Fri | Jun 3, 2022 | 2:20 PM PDT

Malicious threat actors have been found to be exploiting a Zero-Day vulnerability in Atlassian Confluence, tracked as CVE-2022-26134, which the company describes in a security advisory as "a critical severity unauthenticated remote code execution vulnerability in Confluence Data Center and Server."

This vulnerability allows an unauthenticated third-party to run arbitrary code on a Confluence Server or Data Center instances. 

While there are no patches yet available, Atlassian tells its customers that it can mitigate the vulnerability by making their servers inaccessible, which can be done in by either restricting or disabling Confluence Server and Data Center instances from the internet.

Atlassian recommends that you upgrade to the latest Long Term Support release. For a full description of the latest version, see the Confluence Server and Data Center Release Notes. You can download the latest version from the download centre.

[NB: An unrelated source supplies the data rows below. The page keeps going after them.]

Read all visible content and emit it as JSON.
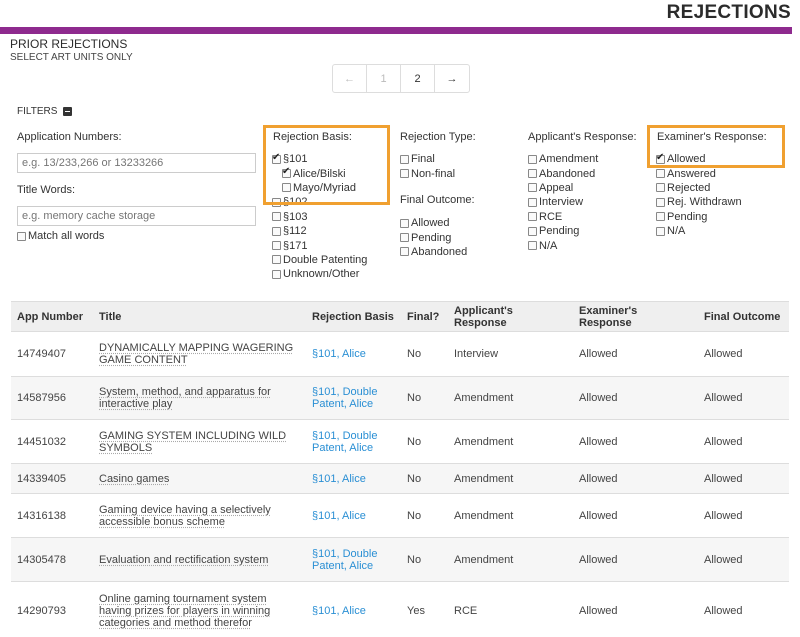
{
  "header": {
    "title": "REJECTIONS",
    "accent_color": "#8e2a8e"
  },
  "section": {
    "title": "PRIOR REJECTIONS",
    "subtitle": "SELECT ART UNITS ONLY"
  },
  "pager": {
    "prev": "←",
    "pages": [
      "1",
      "2"
    ],
    "next": "→",
    "current": "2"
  },
  "filters": {
    "label": "FILTERS",
    "app_numbers": {
      "label": "Application Numbers:",
      "placeholder": "e.g. 13/233,266 or 13233266"
    },
    "title_words": {
      "label": "Title Words:",
      "placeholder": "e.g. memory cache storage",
      "match_all": "Match all words"
    },
    "rejection_basis": {
      "label": "Rejection Basis:",
      "options": [
        {
          "label": "§101",
          "checked": true
        },
        {
          "label": "Alice/Bilski",
          "checked": true
        },
        {
          "label": "Mayo/Myriad",
          "checked": false
        },
        {
          "label": "§102",
          "checked": false
        },
        {
          "label": "§103",
          "checked": false
        },
        {
          "label": "§112",
          "checked": false
        },
        {
          "label": "§171",
          "checked": false
        },
        {
          "label": "Double Patenting",
          "checked": false
        },
        {
          "label": "Unknown/Other",
          "checked": false
        }
      ]
    },
    "rejection_type": {
      "label": "Rejection Type:",
      "options": [
        "Final",
        "Non-final"
      ]
    },
    "final_outcome": {
      "label": "Final Outcome:",
      "options": [
        "Allowed",
        "Pending",
        "Abandoned"
      ]
    },
    "applicant_response": {
      "label": "Applicant's Response:",
      "options": [
        "Amendment",
        "Abandoned",
        "Appeal",
        "Interview",
        "RCE",
        "Pending",
        "N/A"
      ]
    },
    "examiner_response": {
      "label": "Examiner's Response:",
      "options": [
        {
          "label": "Allowed",
          "checked": true
        },
        {
          "label": "Answered",
          "checked": false
        },
        {
          "label": "Rejected",
          "checked": false
        },
        {
          "label": "Rej. Withdrawn",
          "checked": false
        },
        {
          "label": "Pending",
          "checked": false
        },
        {
          "label": "N/A",
          "checked": false
        }
      ]
    }
  },
  "table": {
    "headers": [
      "App Number",
      "Title",
      "Rejection Basis",
      "Final?",
      "Applicant's Response",
      "Examiner's Response",
      "Final Outcome"
    ],
    "rows": [
      [
        "14749407",
        "DYNAMICALLY MAPPING WAGERING GAME CONTENT",
        "§101, Alice",
        "No",
        "Interview",
        "Allowed",
        "Allowed"
      ],
      [
        "14587956",
        "System, method, and apparatus for interactive play",
        "§101, Double Patent, Alice",
        "No",
        "Amendment",
        "Allowed",
        "Allowed"
      ],
      [
        "14451032",
        "GAMING SYSTEM INCLUDING WILD SYMBOLS",
        "§101, Double Patent, Alice",
        "No",
        "Amendment",
        "Allowed",
        "Allowed"
      ],
      [
        "14339405",
        "Casino games",
        "§101, Alice",
        "No",
        "Amendment",
        "Allowed",
        "Allowed"
      ],
      [
        "14316138",
        "Gaming device having a selectively accessible bonus scheme",
        "§101, Alice",
        "No",
        "Amendment",
        "Allowed",
        "Allowed"
      ],
      [
        "14305478",
        "Evaluation and rectification system",
        "§101, Double Patent, Alice",
        "No",
        "Amendment",
        "Allowed",
        "Allowed"
      ],
      [
        "14290793",
        "Online gaming tournament system having prizes for players in winning categories and method therefor",
        "§101, Alice",
        "Yes",
        "RCE",
        "Allowed",
        "Allowed"
      ]
    ]
  }
}
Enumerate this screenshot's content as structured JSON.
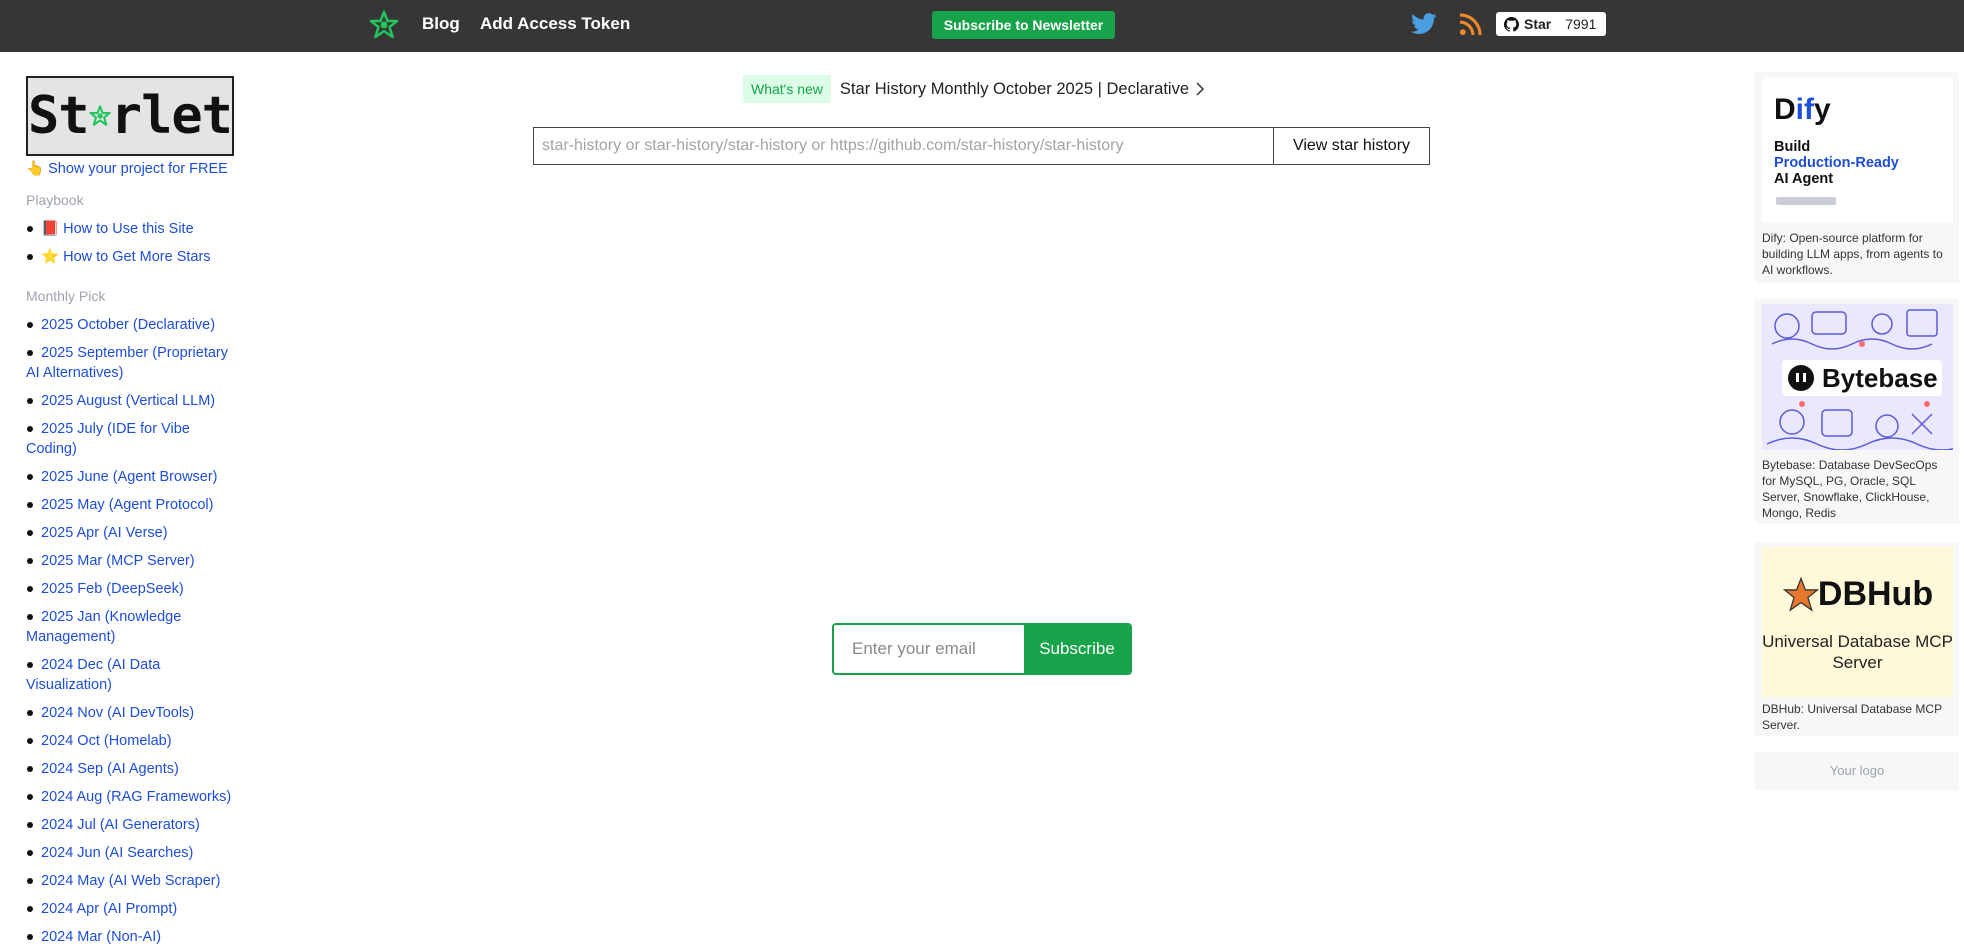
{
  "nav": {
    "blog": "Blog",
    "add_token": "Add Access Token",
    "subscribe": "Subscribe to Newsletter",
    "github_star_label": "Star",
    "github_star_count": "7991"
  },
  "sidebar": {
    "logo_text_left": "St",
    "logo_text_right": "rlet",
    "show_project": "Show your project for FREE",
    "playbook_title": "Playbook",
    "playbook": [
      "How to Use this Site",
      "How to Get More Stars"
    ],
    "monthly_title": "Monthly Pick",
    "monthly": [
      "2025 October (Declarative)",
      "2025 September (Proprietary AI Alternatives)",
      "2025 August (Vertical LLM)",
      "2025 July (IDE for Vibe Coding)",
      "2025 June (Agent Browser)",
      "2025 May (Agent Protocol)",
      "2025 Apr (AI Verse)",
      "2025 Mar (MCP Server)",
      "2025 Feb (DeepSeek)",
      "2025 Jan (Knowledge Management)",
      "2024 Dec (AI Data Visualization)",
      "2024 Nov (AI DevTools)",
      "2024 Oct (Homelab)",
      "2024 Sep (AI Agents)",
      "2024 Aug (RAG Frameworks)",
      "2024 Jul (AI Generators)",
      "2024 Jun (AI Searches)",
      "2024 May (AI Web Scraper)",
      "2024 Apr (AI Prompt)",
      "2024 Mar (Non-AI)"
    ]
  },
  "main": {
    "whats_new_badge": "What's new",
    "whats_new_text": "Star History Monthly October 2025 | Declarative",
    "search_placeholder": "star-history or star-history/star-history or https://github.com/star-history/star-history",
    "search_button": "View star history",
    "email_placeholder": "Enter your email",
    "email_button": "Subscribe"
  },
  "ads": {
    "dify": {
      "brand_a": "D",
      "brand_b": "if",
      "brand_c": "y",
      "line1": "Build",
      "line2": "Production-Ready",
      "line3": "AI Agent",
      "caption": "Dify: Open-source platform for building LLM apps, from agents to AI workflows."
    },
    "bytebase": {
      "brand": "Bytebase",
      "caption": "Bytebase: Database DevSecOps for MySQL, PG, Oracle, SQL Server, Snowflake, ClickHouse, Mongo, Redis"
    },
    "dbhub": {
      "brand": "DBHub",
      "sub": "Universal Database MCP Server",
      "caption": "DBHub: Universal Database MCP Server."
    },
    "your_logo": "Your logo"
  },
  "colors": {
    "topbar": "#363636",
    "accent_green": "#16a34a",
    "link_blue": "#1d4ed8"
  }
}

Note: If you run Confluence in a cluster, you will not be able to upgrade to the fixed versions without downtime, also known as a rolling upgrade. Follow the steps in Upgrading Confluence Data Center.

Atlassian continues to say that if you are unable to upgrade Confluence immediately, then you can mitigate the critical vulnerability by updating files for the specific version of the product. Technical information on how to do this can be found in the company's advisory.

Atlassian Confluence vulnerability added to CISA catalog

The U.S. Cybersecurity and Infrastructure Security Agency (CISA) has added this vulnerability to its Known Exploited Vulnerabilities Catalog, and will be requiring all federal agencies to immediately block all internet traffic to and from Atlassian's Confluence Server and Data Center products until an update is available and successfully applied.

Cybersecurity firm Volexity shared information about how the vulnerability was discovered:

"Over the Memorial Day weekend in the United States, Volexity conducted an incident response investigation involving two Internet-facing web servers belonging to one of its customers that were running Atlassian Confluence Server software. The investigation began after suspicious activity was detected on the hosts, which included JSP webshells being written to disk. Volexity immediately used Volexity Surge Collect Pro to collect system memory and key files from the Confluence Server systems for analysis.

After a thorough review of the collected data, Volexity was able to determine the server compromise stemmed from an attacker launching an exploit to achieve remote code execution. Volexity was subsequently able to recreate that exploit and identify a zero-day vulnerability impacting fully up-to-date versions of Confluence Server."

Volexity continues to analyze the exploit, stating how critical this vulnerability is:

"When initially analyzing the exploit, Volexity noted it looked similar to previous vulnerabilities that have also been exploited in order to gain remote code execution. These types of vulnerabilities are dangerous, as attackers can execute commands and gain full control of a vulnerable system without credentials as long as web requests can be made to the Confluence Server system. It should also be noted that CVE-2022-26134 appears to be another command injection vulnerability. This type of vulnerability is severe and demands significant attention.

Volexity believes the attacker launched a single exploit attempt at each of the Confluence Server systems, which in turn loaded a malicious class file in memory. This allowed the attacker to effectively have a webshell they could interact with through subsequent requests. The benefit of such an attack allowed the attacker to not have to continuously re-exploit the server and to execute commands without writing a backdoor file to disk."

The cybersecurity company also notes that it believes this exploit is currently in use by multiple threat actors and that the likely country of origin of these attackers is China.

For more information, see the security advisory from Atlassian and the analysis from Volexity.